Now, don't get me wrong, there is a flaw here, these units when you set them up, you install their app to your phone and configure their details using the TP-Link 'cloud' system, which means giving the app your wifi SSID and password, which sends it to the smart switch using a temporary unsecured WIFI AP in setup mode. The unit then talks to the internet/TP-Link cloud for it's command and control. So far nothing here looks too bad, other than it having the ability to snoop your home network and talk to TP-Link! However, since we won't use the TP-Link cloud for our control we could simply drop this and not use it even for initial configuration. Furthermore we can send a command to the sockets to change the server they talk to, in theory cutting them off from TP-Link completely, which if you're paranoid you can do. I'm not too worried about this, so will probably just leave them at default.
So now I have a socket that I can setup a static IP in my DHCP scope, and then use the python utility to query and send commands.
To grab the python code you need, take a look at https://github.com/softScheck/tplink-smartplug
So I setup a script to query my socket and write the current state to a state-file on my home automation server, the script was very simple:
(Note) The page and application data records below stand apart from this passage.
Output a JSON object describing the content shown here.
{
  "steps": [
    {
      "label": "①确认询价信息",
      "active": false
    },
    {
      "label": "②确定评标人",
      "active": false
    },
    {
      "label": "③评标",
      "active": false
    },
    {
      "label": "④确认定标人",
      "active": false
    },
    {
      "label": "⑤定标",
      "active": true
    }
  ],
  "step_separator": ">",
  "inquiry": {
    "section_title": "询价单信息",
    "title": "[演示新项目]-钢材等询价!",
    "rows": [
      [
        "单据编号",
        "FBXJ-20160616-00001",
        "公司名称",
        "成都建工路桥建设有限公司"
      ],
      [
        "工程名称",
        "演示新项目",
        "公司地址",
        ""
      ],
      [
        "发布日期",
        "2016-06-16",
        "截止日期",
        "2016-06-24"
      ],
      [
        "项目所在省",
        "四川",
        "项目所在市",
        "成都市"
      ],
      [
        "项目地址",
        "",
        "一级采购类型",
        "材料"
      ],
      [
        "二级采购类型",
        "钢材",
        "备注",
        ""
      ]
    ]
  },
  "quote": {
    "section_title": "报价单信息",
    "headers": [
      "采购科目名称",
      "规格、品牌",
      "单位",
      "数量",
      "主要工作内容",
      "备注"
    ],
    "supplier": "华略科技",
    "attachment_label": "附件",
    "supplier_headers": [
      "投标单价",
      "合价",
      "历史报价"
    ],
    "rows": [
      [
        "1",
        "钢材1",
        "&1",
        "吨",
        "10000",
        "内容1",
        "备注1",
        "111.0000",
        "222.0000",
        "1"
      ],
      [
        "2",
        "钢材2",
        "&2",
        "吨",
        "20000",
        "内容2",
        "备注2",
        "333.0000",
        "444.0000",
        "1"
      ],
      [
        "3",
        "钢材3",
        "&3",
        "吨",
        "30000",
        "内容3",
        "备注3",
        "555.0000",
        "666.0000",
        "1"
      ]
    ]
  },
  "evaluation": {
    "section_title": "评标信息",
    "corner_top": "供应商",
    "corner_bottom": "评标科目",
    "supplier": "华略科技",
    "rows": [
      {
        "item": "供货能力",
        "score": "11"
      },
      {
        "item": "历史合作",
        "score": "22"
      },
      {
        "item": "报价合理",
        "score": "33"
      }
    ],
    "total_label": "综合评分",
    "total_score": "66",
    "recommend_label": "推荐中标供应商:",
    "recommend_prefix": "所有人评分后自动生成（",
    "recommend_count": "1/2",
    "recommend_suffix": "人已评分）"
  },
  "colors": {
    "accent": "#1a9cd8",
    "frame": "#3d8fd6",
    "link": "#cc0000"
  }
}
tplink-smartplug.py -t 192.168.xx.xx -c info | grep "Received" | cut -d ":" -f 23 | cut -d "," -f 1 > /tmp/tplink_plug1.outThat gives me either a 1 or a 0 depending on the current state of the socket. To set the state you simply use the python script again:
tplink-smartplug.py -t 192.168.xx.xx -c onIt's as simple as that.
I cannot comment on the longevity of the devices, but so far they are built well, easy to setup and super-easy to use. So I think this might be a new winner for home automation, the only thing I'd like to see is cost drop a little more, but when you think everything that's in the box £25 is pretty cheap!
Let me know your thoughts in the comments please or if you've found alternatives too.